Go through the data below and gather each line containing "tteokbokki".
----- DATA SHOWN -----
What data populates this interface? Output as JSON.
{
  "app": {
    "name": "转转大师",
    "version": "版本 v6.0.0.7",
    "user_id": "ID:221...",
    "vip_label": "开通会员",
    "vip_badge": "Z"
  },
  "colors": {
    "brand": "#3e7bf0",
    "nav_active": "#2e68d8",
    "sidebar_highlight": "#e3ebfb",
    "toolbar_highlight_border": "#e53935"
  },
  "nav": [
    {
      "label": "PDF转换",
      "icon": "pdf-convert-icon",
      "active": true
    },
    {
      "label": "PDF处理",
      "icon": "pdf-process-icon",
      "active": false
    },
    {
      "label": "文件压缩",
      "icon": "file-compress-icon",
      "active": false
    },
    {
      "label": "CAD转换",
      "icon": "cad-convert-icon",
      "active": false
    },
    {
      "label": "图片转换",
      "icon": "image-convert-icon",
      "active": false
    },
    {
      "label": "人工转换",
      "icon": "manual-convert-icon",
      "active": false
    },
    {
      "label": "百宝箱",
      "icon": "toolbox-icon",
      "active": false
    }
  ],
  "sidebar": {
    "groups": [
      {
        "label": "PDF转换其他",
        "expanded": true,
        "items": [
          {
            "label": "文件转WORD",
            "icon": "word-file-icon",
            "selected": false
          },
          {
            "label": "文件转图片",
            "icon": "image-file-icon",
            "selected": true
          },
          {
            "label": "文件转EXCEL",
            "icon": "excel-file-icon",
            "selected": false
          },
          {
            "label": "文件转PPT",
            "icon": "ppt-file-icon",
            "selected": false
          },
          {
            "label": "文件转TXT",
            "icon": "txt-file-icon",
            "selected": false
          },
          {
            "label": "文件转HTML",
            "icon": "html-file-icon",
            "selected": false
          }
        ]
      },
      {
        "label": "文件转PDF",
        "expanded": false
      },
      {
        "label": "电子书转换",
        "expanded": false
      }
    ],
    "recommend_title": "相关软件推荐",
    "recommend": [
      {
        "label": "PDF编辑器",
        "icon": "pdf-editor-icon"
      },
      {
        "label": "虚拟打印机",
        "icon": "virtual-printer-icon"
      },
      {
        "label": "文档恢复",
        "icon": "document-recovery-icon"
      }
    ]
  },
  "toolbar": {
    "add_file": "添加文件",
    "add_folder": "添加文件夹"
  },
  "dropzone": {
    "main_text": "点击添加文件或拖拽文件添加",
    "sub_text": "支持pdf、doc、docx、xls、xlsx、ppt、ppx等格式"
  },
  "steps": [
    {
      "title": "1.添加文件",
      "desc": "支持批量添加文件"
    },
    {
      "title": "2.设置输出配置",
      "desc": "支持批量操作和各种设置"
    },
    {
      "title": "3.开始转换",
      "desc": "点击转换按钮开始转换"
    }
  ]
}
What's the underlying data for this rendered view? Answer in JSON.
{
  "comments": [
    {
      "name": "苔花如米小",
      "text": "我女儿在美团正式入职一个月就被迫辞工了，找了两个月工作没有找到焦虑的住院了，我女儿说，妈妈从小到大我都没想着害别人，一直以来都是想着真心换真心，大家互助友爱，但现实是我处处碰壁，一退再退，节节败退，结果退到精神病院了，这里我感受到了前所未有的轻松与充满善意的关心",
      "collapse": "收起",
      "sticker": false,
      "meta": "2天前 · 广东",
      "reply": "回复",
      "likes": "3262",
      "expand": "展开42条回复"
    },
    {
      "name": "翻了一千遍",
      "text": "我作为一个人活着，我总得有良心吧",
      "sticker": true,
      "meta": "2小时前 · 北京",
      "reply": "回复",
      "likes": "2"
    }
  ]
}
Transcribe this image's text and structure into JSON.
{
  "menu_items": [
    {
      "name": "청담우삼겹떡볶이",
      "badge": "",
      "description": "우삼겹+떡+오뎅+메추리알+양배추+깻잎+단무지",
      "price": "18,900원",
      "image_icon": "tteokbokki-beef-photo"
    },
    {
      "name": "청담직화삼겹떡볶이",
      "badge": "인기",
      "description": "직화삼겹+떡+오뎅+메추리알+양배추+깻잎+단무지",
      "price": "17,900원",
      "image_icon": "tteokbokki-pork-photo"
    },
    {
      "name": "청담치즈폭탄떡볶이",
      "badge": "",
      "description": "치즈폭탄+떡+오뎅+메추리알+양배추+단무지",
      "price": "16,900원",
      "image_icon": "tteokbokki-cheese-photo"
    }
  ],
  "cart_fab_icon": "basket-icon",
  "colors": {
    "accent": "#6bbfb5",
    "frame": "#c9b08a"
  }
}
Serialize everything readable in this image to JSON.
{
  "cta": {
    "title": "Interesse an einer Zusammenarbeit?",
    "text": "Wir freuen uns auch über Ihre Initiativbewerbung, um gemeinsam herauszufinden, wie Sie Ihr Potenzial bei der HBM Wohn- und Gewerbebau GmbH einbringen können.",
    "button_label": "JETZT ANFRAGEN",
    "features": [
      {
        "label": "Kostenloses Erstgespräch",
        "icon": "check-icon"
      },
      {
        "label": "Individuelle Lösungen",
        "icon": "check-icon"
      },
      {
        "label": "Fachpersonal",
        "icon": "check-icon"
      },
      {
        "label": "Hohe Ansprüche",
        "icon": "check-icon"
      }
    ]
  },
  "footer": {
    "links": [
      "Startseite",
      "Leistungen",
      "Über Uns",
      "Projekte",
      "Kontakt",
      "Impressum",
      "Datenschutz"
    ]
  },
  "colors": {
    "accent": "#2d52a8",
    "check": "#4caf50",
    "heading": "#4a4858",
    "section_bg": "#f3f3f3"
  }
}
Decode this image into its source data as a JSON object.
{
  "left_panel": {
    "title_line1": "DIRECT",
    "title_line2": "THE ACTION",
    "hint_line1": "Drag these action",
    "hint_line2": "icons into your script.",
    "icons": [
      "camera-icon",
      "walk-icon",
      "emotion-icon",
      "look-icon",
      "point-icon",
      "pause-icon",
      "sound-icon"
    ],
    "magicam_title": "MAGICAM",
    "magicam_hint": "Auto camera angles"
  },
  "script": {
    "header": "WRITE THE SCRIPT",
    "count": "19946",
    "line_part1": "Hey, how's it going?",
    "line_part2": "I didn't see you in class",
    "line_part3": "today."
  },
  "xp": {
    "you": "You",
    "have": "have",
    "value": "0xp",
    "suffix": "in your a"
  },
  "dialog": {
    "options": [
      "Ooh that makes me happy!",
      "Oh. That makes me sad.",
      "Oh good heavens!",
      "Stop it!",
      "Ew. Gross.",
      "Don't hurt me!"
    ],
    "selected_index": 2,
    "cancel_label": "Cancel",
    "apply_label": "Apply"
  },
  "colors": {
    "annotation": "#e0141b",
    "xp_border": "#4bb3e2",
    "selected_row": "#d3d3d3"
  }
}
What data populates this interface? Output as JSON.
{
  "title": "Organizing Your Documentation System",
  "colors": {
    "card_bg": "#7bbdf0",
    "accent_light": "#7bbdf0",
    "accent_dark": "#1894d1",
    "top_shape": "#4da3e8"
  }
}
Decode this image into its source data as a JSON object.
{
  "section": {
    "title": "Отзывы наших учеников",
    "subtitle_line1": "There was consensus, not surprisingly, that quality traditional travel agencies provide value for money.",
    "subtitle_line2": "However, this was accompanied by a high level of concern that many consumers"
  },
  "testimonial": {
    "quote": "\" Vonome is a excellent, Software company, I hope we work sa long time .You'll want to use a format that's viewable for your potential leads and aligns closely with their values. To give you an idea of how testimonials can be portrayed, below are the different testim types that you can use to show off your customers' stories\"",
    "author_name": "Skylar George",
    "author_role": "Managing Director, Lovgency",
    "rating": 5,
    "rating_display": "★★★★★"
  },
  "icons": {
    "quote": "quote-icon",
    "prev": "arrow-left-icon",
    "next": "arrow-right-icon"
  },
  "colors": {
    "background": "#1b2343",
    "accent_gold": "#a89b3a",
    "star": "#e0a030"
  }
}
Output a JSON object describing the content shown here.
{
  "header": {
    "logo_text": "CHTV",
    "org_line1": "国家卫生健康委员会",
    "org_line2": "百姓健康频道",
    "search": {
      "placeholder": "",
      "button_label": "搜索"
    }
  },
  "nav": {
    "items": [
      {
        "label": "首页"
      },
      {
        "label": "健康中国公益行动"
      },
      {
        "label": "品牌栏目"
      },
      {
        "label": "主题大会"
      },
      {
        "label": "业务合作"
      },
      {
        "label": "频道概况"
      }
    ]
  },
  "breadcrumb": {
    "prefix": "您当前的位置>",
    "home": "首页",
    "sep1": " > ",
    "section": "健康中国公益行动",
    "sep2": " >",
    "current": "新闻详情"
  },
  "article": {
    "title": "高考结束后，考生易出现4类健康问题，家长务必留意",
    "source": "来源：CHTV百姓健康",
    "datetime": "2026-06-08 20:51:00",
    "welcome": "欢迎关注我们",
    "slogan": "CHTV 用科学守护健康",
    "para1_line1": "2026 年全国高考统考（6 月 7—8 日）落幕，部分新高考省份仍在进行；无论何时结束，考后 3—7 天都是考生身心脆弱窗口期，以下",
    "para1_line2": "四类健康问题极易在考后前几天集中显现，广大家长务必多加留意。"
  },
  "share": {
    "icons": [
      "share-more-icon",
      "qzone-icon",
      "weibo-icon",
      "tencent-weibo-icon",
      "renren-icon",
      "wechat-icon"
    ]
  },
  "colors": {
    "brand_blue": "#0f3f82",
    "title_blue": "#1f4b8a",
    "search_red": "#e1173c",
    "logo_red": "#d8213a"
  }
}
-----
**ANSWER AREA**
      "image_icon": "tteokbokki-beef-photo"
      "image_icon": "tteokbokki-pork-photo"
      "image_icon": "tteokbokki-cheese-photo"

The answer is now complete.